MATERIAL SHOWN: Begin

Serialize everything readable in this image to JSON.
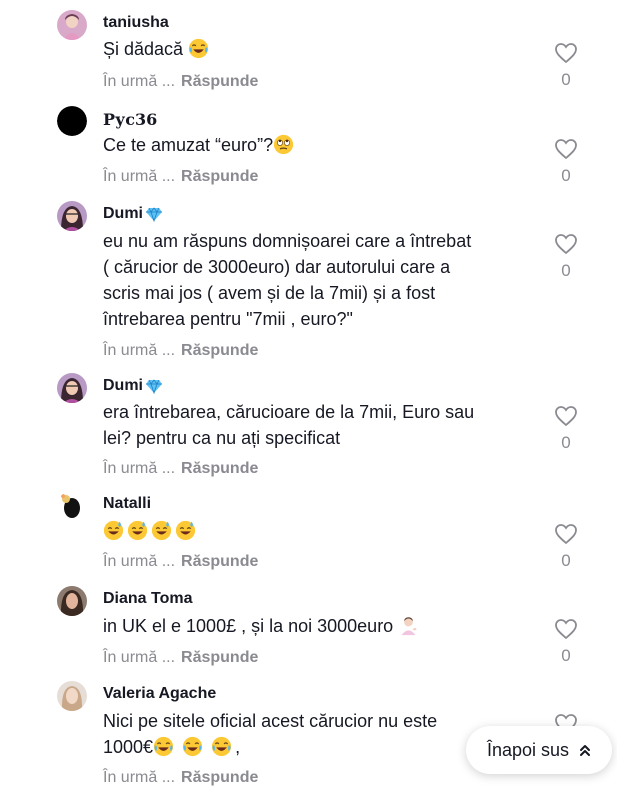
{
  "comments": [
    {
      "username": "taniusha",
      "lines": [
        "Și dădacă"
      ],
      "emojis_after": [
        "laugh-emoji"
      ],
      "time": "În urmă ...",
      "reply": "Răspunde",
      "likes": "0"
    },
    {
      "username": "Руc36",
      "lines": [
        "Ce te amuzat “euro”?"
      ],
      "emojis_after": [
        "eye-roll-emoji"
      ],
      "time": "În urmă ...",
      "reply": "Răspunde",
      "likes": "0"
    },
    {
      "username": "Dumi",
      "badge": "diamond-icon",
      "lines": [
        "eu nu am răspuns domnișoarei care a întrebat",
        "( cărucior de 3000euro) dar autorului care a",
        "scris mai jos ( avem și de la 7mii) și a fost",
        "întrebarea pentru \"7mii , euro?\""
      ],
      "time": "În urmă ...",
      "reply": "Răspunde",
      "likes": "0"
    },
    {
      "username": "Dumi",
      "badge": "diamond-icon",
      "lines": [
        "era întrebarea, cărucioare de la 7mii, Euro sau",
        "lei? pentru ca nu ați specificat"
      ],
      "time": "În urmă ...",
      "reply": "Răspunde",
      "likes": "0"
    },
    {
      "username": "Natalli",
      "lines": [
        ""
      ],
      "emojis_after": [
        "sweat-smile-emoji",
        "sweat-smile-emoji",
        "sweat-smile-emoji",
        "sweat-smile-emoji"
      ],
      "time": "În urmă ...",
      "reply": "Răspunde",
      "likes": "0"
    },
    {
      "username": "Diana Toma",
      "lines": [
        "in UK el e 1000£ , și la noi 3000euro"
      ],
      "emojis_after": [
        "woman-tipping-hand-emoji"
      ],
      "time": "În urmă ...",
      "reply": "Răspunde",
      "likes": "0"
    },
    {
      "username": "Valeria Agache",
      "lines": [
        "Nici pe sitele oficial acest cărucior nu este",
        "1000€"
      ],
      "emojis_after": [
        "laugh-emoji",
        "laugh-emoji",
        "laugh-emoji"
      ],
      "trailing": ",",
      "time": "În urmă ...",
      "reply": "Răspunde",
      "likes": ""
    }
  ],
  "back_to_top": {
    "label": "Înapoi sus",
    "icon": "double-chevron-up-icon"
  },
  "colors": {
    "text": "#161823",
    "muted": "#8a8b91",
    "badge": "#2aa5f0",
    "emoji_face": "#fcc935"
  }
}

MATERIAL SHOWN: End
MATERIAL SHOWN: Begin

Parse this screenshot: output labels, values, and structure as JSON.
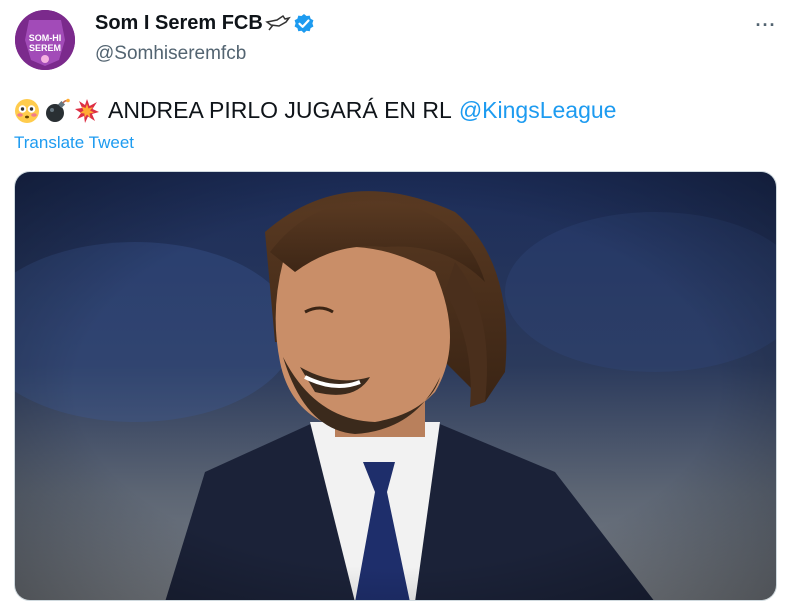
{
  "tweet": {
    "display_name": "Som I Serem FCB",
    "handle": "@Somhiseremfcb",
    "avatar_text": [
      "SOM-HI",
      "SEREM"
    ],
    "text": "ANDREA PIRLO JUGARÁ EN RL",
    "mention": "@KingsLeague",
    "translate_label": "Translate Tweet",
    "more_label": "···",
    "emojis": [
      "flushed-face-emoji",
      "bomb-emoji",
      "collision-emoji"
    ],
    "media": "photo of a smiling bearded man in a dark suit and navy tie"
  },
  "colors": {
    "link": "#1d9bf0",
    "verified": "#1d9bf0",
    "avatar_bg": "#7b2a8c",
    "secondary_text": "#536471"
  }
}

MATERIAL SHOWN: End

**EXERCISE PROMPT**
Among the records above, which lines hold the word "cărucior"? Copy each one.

**REPLY TO THE EXERCISE**
        "( cărucior de 3000euro) dar autorului care a",
        "Nici pe sitele oficial acest cărucior nu este",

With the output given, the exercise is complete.